The Lego Batman Movie — 3 Corporate Lessons We Can All Learn
First day, second show. 3-D glasses — check. Popcorn — check. Excitement — check (Umm, not exactly on the same scale as my son, happily perched on a booster seat next to me though). The movie begins to roll, Batman takes center-stage and the next 100 minutes is packed with clever humor, brilliant storytelling and awe-striking Lego sets.
But, somewhere before we hit half time, my mind drifted as I began drawing a parallel between Batman’s “super-me” characterization and real-life corporate culture. And soon, I could see the faint parallel lines getting darker and bolder.

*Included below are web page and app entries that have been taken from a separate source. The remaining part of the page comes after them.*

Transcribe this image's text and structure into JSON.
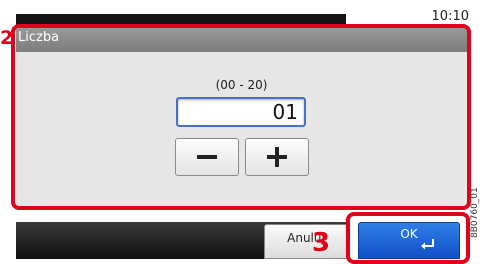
{
  "status_bar": {
    "time": "10:10"
  },
  "dialog": {
    "title": "Liczba",
    "range": "(00 - 20)",
    "value": "01"
  },
  "buttons": {
    "cancel_label": "Anuluj",
    "ok_label": "OK"
  },
  "callouts": {
    "step_2": "2",
    "step_3": "3"
  },
  "figure_code": "8B0760_01",
  "colors": {
    "accent_red": "#e2001a",
    "ok_blue": "#1a62d6",
    "input_border": "#4a72c4"
  },
  "icons": {
    "minus": "minus-icon",
    "plus": "plus-icon",
    "enter": "enter-icon"
  }
}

- Batman (pointing to Barbara and Robin) says “You’re good, You’re good … But, I’m great” — We all have at some point crossed paths with this personality type at work or elsewhere. The self-elevated, self-obsessed individuals who just can’t think beyond themselves. They believe they are the Alpha. They make their superiority known in bashful ways and humility never ever comes into play. Most often, they do so, to flaunt their power position — which could be a legitimate title “the Supreme Boss”, a master of rocket science degree, by dangling carrots at eye-level sending you off in a hypnotic trance or by flashing a stick sneakily behind your back. Whatever the case, the “super-me”s are detrimental to building a collective, harmonious system in any organization. They break down teams, inflict colleagues with low self-esteem and inhibit free flow of ideas — all of which negatively impact quality of work. So, it’s imperative for companies hiring people/evaluating employee performance to validate how people behave in a team setting, blend with the organizational culture and contribute towards achieving team goals; rather than focusing on individual functional skills/goals achieved. For building a successful brand and sustaining it, organizational culture is a fundamental block — much like the Lego brick. We need cohesiveness, consistency and commitment to create a unique brand experience. Because, after all, it is not about what a customer receives but how they receive it which truly differentiates a brand. And, this is only possible if we have more ‘super-us’ and less ‘super-me’.
- Batman’s idea meter — Me: 53,875; Everyone Else: 0 (don’t know if I got the numbers right, but should be close) — This reminded me of the classic top down communication strategy that most organizations seek comfort in. All great ideas (so, they think!) flow from the peak and trickle downwards. Why? Because, the inhabitants at the top believe “they know best”. But, how do they know that? Didn’t I just say “they think they know best”? And, so the vicious cycle continues. Where does it lead? Into the Phantom Zone of Organizational Silence. Imagine a house filled with kids running around, giggling, screaming and then after a while you hear nothing at all. The world suddenly feels like a sanctuary — peace and calm surround you. But, few minutes later, you start to panic. You know something is just not right and trouble is brewing. Its about the same when a climate of silence descends upon an organization. Employees hold back their opinions, feel irrelevant, lack motivation and are uncommitted. Leaders, on the other hand, fear criticism and believe that any form of dissent is unhealthy for an organization. So, they continue imposing their ideas and decisions through an organizational structure that thrives on a leader-follower matrix. In such an environment, decisions made can be skewed and trigger retaliation from employees or worse no action at all; potential risks or better alternatives could be overlooked; disparity can seep in between your brand promise and what is actually delivered; and innovation takes a big hit. So, embrace feedback. Seek it out. Vertically, laterally — from all directions. Get everyone to be part of the change. And, before you know it, your employees will transform into brand ambassadors, most willingly.
- Batman to Joker: “You mean nothing to me, there is no us” — How many times have we sidelined a competitor or partner thinking they are not significant? Or, maybe too new in the industry? Acknowledging competition irrespective of their size, current market share and historical background is paramount. That puny-sized competitor who just opened doors might have just the right mix of ingredients to set off on the road to success. Plus, they have the advantage of being nimble, freedom to take bigger risks and don’t shy away from trying the ‘untried’. So, before you know it, you could be spending hours in executive meetings trying to figure out how they did, whatever they did. For established brands to re-create themselves, whether in an incremental or revolutionary way, they need to be aware of what’s going on around them, at all times — good and bad. Pick up the smallest clues. Continually learn from their surroundings. At the same time, also look within — to align their strategy, skills, culture and processes to ‘fit’ their brand vision. Only those organizations that manage to juggle both well enough, ultimately, steal the show.